When you're melting in a July heat wave, it's easy to fantasize about just a day or two of winterlike chill. What if you had an entire summer that ran hot and cold? That's what happened to New England in 1816, the "year without a summer." One farmer in Vermont called it "the most gloomy and extraordinary weather ever seen." Hi, I'm Dave Thurlow from the Mount Washington Observatory and this is The Weather Notebook.
This brutal cool down was caused by something halfway around the world. The volcano Tambora, in Indonesia, had blown its top a year earlier in the largest eruption of modern times. Millions of tons of ash were sent into the stratosphere, filtering out sunlight over much of the globe for the next several years.
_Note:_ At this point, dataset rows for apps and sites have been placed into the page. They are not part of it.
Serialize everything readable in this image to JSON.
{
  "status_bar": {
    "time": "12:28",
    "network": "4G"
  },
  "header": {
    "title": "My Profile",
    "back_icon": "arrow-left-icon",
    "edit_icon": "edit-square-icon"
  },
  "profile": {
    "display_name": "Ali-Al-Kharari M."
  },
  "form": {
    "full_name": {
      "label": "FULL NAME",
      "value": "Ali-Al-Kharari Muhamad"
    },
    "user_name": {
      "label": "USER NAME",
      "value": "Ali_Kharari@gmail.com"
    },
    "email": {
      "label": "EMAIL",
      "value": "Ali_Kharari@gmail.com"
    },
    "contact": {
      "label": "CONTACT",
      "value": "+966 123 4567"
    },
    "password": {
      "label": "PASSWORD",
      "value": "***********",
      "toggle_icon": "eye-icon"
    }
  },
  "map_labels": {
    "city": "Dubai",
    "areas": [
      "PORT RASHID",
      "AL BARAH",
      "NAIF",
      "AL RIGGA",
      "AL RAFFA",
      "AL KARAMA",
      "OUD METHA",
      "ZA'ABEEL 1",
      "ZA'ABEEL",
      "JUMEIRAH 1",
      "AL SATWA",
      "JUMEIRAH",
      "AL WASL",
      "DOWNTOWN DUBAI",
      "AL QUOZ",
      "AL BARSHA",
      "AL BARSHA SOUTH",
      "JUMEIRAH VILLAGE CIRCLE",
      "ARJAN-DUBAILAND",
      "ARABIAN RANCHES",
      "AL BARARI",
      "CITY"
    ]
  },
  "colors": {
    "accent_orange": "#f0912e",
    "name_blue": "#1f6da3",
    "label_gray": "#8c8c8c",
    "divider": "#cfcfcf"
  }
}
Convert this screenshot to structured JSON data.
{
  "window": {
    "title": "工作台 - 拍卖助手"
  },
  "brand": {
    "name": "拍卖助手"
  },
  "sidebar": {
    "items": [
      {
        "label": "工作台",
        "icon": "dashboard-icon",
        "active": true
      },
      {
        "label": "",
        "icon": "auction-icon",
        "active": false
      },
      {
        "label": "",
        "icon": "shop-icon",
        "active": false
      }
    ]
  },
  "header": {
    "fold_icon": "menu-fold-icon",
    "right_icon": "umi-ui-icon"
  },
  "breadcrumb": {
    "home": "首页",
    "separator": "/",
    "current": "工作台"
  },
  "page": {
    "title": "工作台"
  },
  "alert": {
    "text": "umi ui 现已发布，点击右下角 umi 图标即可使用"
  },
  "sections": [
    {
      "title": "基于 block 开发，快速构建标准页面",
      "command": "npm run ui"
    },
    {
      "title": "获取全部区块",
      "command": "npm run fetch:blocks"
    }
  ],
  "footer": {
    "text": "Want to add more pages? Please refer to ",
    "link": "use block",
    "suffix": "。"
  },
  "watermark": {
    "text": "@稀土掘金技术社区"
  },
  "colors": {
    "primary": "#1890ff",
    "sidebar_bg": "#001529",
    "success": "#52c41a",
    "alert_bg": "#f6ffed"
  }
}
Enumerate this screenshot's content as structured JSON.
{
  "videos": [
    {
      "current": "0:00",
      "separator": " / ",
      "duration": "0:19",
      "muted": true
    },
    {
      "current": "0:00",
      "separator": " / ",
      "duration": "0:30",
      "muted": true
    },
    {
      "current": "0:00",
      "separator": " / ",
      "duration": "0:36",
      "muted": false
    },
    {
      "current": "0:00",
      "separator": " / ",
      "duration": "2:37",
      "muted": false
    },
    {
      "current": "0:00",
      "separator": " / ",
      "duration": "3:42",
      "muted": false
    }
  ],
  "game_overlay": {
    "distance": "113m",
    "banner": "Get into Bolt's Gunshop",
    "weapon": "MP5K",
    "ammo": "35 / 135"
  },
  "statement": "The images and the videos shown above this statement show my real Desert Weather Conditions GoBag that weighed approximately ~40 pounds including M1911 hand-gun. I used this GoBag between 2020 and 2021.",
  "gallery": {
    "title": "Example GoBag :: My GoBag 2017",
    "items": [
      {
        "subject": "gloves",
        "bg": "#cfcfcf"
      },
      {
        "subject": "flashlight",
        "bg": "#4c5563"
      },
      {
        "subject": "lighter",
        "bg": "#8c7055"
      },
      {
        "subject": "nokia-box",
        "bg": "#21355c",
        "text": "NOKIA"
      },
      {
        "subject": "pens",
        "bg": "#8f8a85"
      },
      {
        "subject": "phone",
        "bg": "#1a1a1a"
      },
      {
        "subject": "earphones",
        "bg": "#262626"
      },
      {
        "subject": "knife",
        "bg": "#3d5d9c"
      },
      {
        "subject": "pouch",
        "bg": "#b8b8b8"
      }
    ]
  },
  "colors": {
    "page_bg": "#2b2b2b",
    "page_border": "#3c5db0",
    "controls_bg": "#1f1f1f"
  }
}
Today's contributing writer is Bob Henson. The Weather Notebook is a production of the Mount Washington Observatory and recorded at the Weather Discovery Center science museum in North Conway, New Hampshire. Be sure to visit our website at weathernotebook.org. Funding for our show comes from Subaru and the National Science Foundation.